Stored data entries
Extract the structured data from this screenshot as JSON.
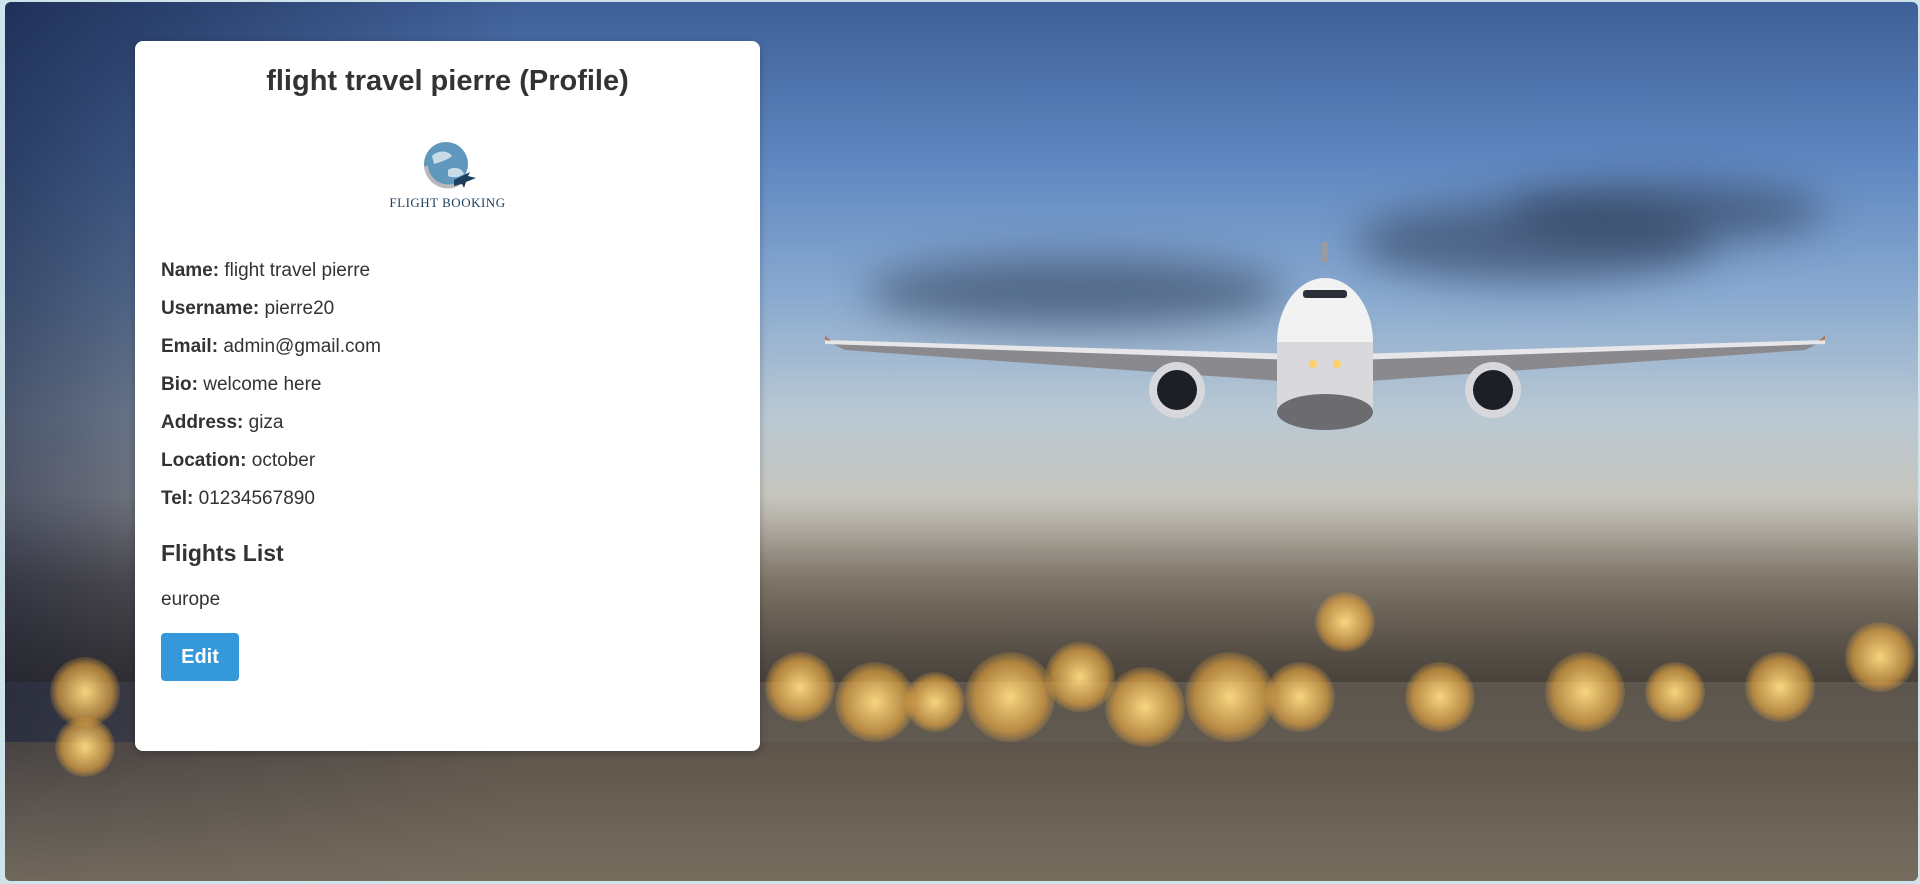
{
  "profile": {
    "title": "flight travel pierre (Profile)",
    "logo_text": "FLIGHT BOOKING",
    "fields": [
      {
        "label": "Name:",
        "value": "flight travel pierre"
      },
      {
        "label": "Username:",
        "value": "pierre20"
      },
      {
        "label": "Email:",
        "value": "admin@gmail.com"
      },
      {
        "label": "Bio:",
        "value": "welcome here"
      },
      {
        "label": "Address:",
        "value": "giza"
      },
      {
        "label": "Location:",
        "value": "october"
      },
      {
        "label": "Tel:",
        "value": "01234567890"
      }
    ],
    "flights_heading": "Flights List",
    "flights": [
      "europe"
    ],
    "edit_label": "Edit"
  },
  "colors": {
    "accent": "#3498db",
    "text": "#333333",
    "card": "#ffffff"
  },
  "background": {
    "icon": "airplane-sunset-photo"
  }
}
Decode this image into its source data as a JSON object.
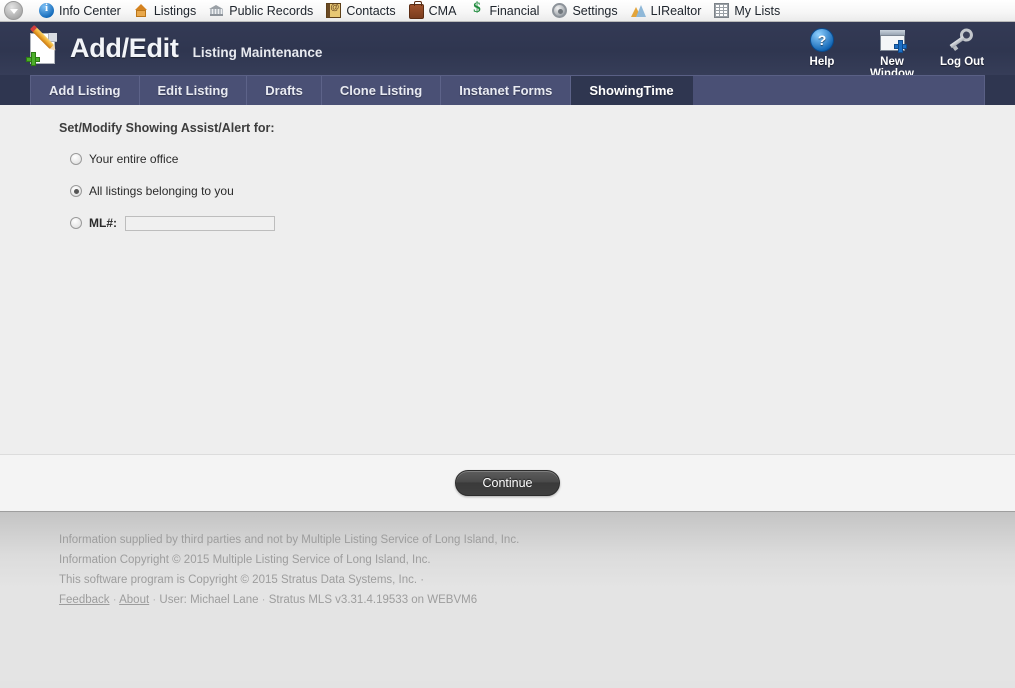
{
  "topnav": {
    "collapse_icon": "circle-chevron-down-icon",
    "items": [
      {
        "label": "Info Center",
        "icon": "info-icon"
      },
      {
        "label": "Listings",
        "icon": "house-icon"
      },
      {
        "label": "Public Records",
        "icon": "bank-icon"
      },
      {
        "label": "Contacts",
        "icon": "address-book-icon"
      },
      {
        "label": "CMA",
        "icon": "briefcase-icon"
      },
      {
        "label": "Financial",
        "icon": "dollar-icon"
      },
      {
        "label": "Settings",
        "icon": "gear-icon"
      },
      {
        "label": "LIRealtor",
        "icon": "mountains-icon"
      },
      {
        "label": "My Lists",
        "icon": "grid-icon"
      }
    ]
  },
  "header": {
    "icon": "document-pencil-add-icon",
    "title": "Add/Edit",
    "subtitle": "Listing Maintenance",
    "actions": [
      {
        "label": "Help",
        "icon": "question-circle-icon"
      },
      {
        "label": "New Window",
        "icon": "new-window-icon"
      },
      {
        "label": "Log Out",
        "icon": "key-icon"
      }
    ],
    "bg_color": "#2f3650"
  },
  "tabs": [
    {
      "label": "Add Listing",
      "active": false
    },
    {
      "label": "Edit Listing",
      "active": false
    },
    {
      "label": "Drafts",
      "active": false
    },
    {
      "label": "Clone Listing",
      "active": false
    },
    {
      "label": "Instanet Forms",
      "active": false
    },
    {
      "label": "ShowingTime",
      "active": true
    }
  ],
  "main": {
    "form_title": "Set/Modify Showing Assist/Alert for:",
    "options": [
      {
        "label": "Your entire office",
        "checked": false,
        "bold": false
      },
      {
        "label": "All listings belonging to you",
        "checked": true,
        "bold": false
      },
      {
        "label": "ML#:",
        "checked": false,
        "bold": true
      }
    ],
    "ml_input": {
      "value": "",
      "placeholder": ""
    }
  },
  "buttonbar": {
    "continue_label": "Continue"
  },
  "footer": {
    "line1": "Information supplied by third parties and not by Multiple Listing Service of Long Island, Inc.",
    "line2": "Information Copyright © 2015 Multiple Listing Service of Long Island, Inc.",
    "line3": "This software program is Copyright © 2015 Stratus Data Systems, Inc.  ·",
    "feedback_link": "Feedback",
    "about_link": "About",
    "user_text": "User: Michael Lane",
    "version_text": "Stratus MLS v3.31.4.19533 on WEBVM6",
    "sep": "·"
  }
}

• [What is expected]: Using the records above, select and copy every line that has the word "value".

• [Solved exercise]:
        "value": "flight travel pierre"
        "value": "pierre20"
        "value": "admin@gmail.com"
        "value": "welcome here"
        "value": "giza"
        "value": "october"
        "value": "01234567890"
      "value": "",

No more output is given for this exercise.